The technology options for college students continue to grow with netbooks and tablet PCs as potential alternatives to the traditional laptop or desktop computer. Which device is best suited to your student’s needs depends on a number of variables including the course of study, the software programs that are necessary, required mobility, your budget and the complexity of the tasks to be performed just to name a few.
As a parent of two former college students myself, here are my thoughts.
The quickest way to understand your student’s needs is to evaluate what software programs will be required as part of their course studies. For instance, if they are going to need to prepare spreadsheets, produce long papers, edit images, work with video or create graphics packages or presentations, the best bet is a traditional laptop or desktop computer.
If their courses don’t require any specific software programs other than basic word processing, they could likely get by with a netbook computer, which is like the ‘Smart Car’ of the computer world. They aren’t terribly fast and won’t be much of a gaming device, but they generally have adequate storage, great battery life and are considered the best bang for the buck for basic college tasks.
They are also terrific for taking notes while in class.
Even if it works for the first year or two of college though, you can expect that it won’t be enough computing power as their workload increases. Netbooks also have smaller screens and lack CD/DVD drives, so everything that gets installed must be on the Internet or a flash drive unless you buy an external optical drive (but then you are getting closer to the price of a traditional laptop).

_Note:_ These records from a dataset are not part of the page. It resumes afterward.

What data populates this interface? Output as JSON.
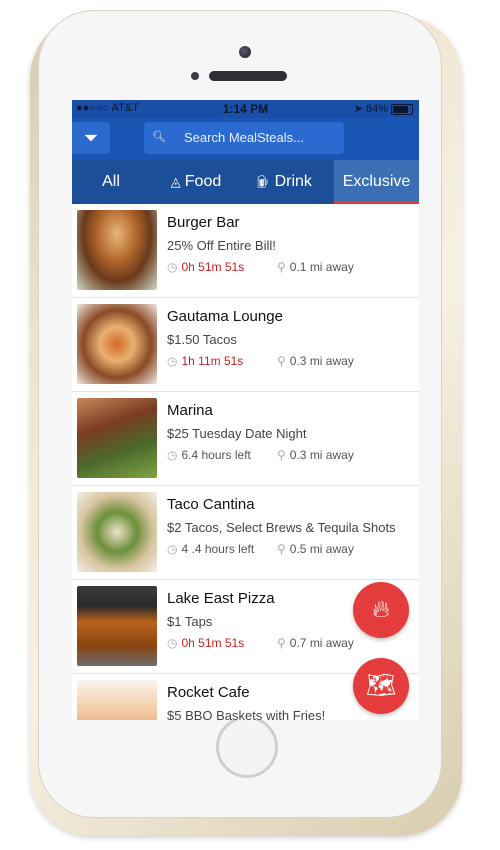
{
  "status": {
    "carrier": "●●○○○ AT&T",
    "time": "1:14 PM",
    "battery": "84%"
  },
  "header": {
    "search_placeholder": "Search MealSteals..."
  },
  "tabs": [
    {
      "label": "All"
    },
    {
      "label": "Food"
    },
    {
      "label": "Drink"
    },
    {
      "label": "Exclusive",
      "active": true
    }
  ],
  "deals": [
    {
      "name": "Burger Bar",
      "deal": "25% Off Entire Bill!",
      "time": "0h 51m 51s",
      "time_is_countdown": true,
      "distance": "0.1 mi away",
      "image": "burger"
    },
    {
      "name": "Gautama Lounge",
      "deal": "$1.50 Tacos",
      "time": "1h 11m 51s",
      "time_is_countdown": true,
      "distance": "0.3 mi away",
      "image": "tacos"
    },
    {
      "name": "Marina",
      "deal": "$25 Tuesday Date Night",
      "time": "6.4 hours left",
      "time_is_countdown": false,
      "distance": "0.3 mi away",
      "image": "steak"
    },
    {
      "name": "Taco Cantina",
      "deal": "$2 Tacos, Select Brews & Tequila Shots",
      "time": "4 .4 hours left",
      "time_is_countdown": false,
      "distance": "0.5 mi away",
      "image": "taco2"
    },
    {
      "name": "Lake East Pizza",
      "deal": "$1 Taps",
      "time": "0h 51m 51s",
      "time_is_countdown": true,
      "distance": "0.7 mi away",
      "image": "beer"
    },
    {
      "name": "Rocket Cafe",
      "deal": "$5 BBQ Baskets with Fries!",
      "image": "cocktail"
    }
  ],
  "colors": {
    "header_blue": "#1a57b5",
    "tabs_blue": "#1c4f97",
    "accent_red": "#e53935",
    "countdown_red": "#d01c1c"
  },
  "icons": {
    "filter": "filter-icon",
    "hot": "flame-icon",
    "map": "map-icon"
  }
}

Some universities have moved everything to ‘the cloud’ which makes a netbook much more functional, so be sure to check with the school to see what they are supporting and suggesting.
iPads are great in short doses for basic needs like e-mail, web surfing or basic word processing. But if your student needs to do anything sophisticated with a spreadsheet or graphics, an iPad can get pretty inefficient.
As a second machine they may have a use but they're really not work horses for students. It’s possible that your student could get by with just an iPad (with a Bluetooth keyboard) but by the time you get everything you need to make the iPad functional, you could easily have purchased a traditional computer.
If you decide on a traditional laptop, then the inevitable Mac vs. Windows questions comes up.
Your student's specific software needs may require one over the other, but in most cases, you will be able to use either. You may also want to think a bit into the future and your student’s career. Corporate or financial careers are more likely to be based in Windows environments, whereas the creative careers will depend ob Mac systems.
Macs are generally more expensive (starting at $999) but they are still less prone to Internet-based attacks (although this is slowly changing) and tend to have fewer nagging compatibility issues because of the closed nature of the operating system.
Windows-based systems will be less expensive to start (starting at $400), but they are the biggest targets on the Internet, so make sure you include a solid security software package. We don’t like free anti-virus programs for college students because they tend to engage in a lot of risky online behavior.
The question of laptop vs. desktop will depend upon your student’s habits and need for mobility. Do they take notes on their computer while in class or at the library? Do they tend to work better with a traditional keyboard and mouse? Would a large, 20-inch or greater monitor be better for your student? Does your student need more processing power, storage and RAM for less cost?
We prefer Intel processors over AMD and tend to increase the RAM for better performance. We suggest a minimum of 4GB these days.
If it needs to double as an entertainment device, step up in screen size and processor speed from the entry level models and there is no such thing as too much hard drive space with a college student.
If these questions make it hard to decide what will be best for your student, please take the time to ask a real computer professional to help. Also, before you make your purchase, be sure to check with your student's college for deals the college may have set up with various computer manufacturers. The college student help desk may also only support certain manufacturers. You certainly want your student to be able to get help while at school.
Most importantly, demand that your student use an online backup service—$60 to $100 per year is inexpensive insurance to be sure that term paper or art project doesn't get lost to a hard drive crash. Teach them how to use Dropbox, too.
Finally, since theft of laptops and mobile devices is common in a college setting, we highly recommend that you review our column on ways to track, lockdown or remotely erase your mobile devices: http://goo.gl/sx56f